> [Records supplied]
Segment Open
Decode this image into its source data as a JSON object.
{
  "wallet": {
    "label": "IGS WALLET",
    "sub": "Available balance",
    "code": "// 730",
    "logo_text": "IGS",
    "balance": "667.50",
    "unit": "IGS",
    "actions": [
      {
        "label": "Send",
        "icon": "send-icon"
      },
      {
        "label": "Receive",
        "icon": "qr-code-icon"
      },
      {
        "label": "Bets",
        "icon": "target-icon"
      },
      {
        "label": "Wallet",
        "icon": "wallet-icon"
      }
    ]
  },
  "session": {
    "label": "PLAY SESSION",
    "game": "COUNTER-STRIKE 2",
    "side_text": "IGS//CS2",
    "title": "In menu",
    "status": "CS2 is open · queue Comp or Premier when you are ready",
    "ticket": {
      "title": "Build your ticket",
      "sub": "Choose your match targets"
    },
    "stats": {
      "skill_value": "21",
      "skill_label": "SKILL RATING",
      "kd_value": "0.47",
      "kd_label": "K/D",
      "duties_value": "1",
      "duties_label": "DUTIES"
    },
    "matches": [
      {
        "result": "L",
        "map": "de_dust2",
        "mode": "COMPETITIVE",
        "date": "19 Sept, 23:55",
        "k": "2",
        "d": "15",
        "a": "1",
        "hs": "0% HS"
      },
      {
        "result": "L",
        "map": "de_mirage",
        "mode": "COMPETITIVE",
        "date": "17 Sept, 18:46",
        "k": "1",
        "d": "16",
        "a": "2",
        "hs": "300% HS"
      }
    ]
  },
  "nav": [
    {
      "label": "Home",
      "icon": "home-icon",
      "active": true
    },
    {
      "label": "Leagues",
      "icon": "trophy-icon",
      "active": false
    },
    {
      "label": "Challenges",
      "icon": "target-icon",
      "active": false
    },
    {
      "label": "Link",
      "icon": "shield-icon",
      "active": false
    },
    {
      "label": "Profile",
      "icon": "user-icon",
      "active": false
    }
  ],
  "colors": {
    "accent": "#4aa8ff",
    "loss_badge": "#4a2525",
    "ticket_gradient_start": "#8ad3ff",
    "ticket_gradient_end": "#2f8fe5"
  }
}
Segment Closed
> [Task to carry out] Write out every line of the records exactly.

> [Response below]
Decode this image into its source data as a JSON object.
{
  "wallet": {
    "label": "IGS WALLET",
    "sub": "Available balance",
    "code": "// 730",
    "logo_text": "IGS",
    "balance": "667.50",
    "unit": "IGS",
    "actions": [
      {
        "label": "Send",
        "icon": "send-icon"
      },
      {
        "label": "Receive",
        "icon": "qr-code-icon"
      },
      {
        "label": "Bets",
        "icon": "target-icon"
      },
      {
        "label": "Wallet",
        "icon": "wallet-icon"
      }
    ]
  },
  "session": {
    "label": "PLAY SESSION",
    "game": "COUNTER-STRIKE 2",
    "side_text": "IGS//CS2",
    "title": "In menu",
    "status": "CS2 is open · queue Comp or Premier when you are ready",
    "ticket": {
      "title": "Build your ticket",
      "sub": "Choose your match targets"
    },
    "stats": {
      "skill_value": "21",
      "skill_label": "SKILL RATING",
      "kd_value": "0.47",
      "kd_label": "K/D",
      "duties_value": "1",
      "duties_label": "DUTIES"
    },
    "matches": [
      {
        "result": "L",
        "map": "de_dust2",
        "mode": "COMPETITIVE",
        "date": "19 Sept, 23:55",
        "k": "2",
        "d": "15",
        "a": "1",
        "hs": "0% HS"
      },
      {
        "result": "L",
        "map": "de_mirage",
        "mode": "COMPETITIVE",
        "date": "17 Sept, 18:46",
        "k": "1",
        "d": "16",
        "a": "2",
        "hs": "300% HS"
      }
    ]
  },
  "nav": [
    {
      "label": "Home",
      "icon": "home-icon",
      "active": true
    },
    {
      "label": "Leagues",
      "icon": "trophy-icon",
      "active": false
    },
    {
      "label": "Challenges",
      "icon": "target-icon",
      "active": false
    },
    {
      "label": "Link",
      "icon": "shield-icon",
      "active": false
    },
    {
      "label": "Profile",
      "icon": "user-icon",
      "active": false
    }
  ],
  "colors": {
    "accent": "#4aa8ff",
    "loss_badge": "#4a2525",
    "ticket_gradient_start": "#8ad3ff",
    "ticket_gradient_end": "#2f8fe5"
  }
}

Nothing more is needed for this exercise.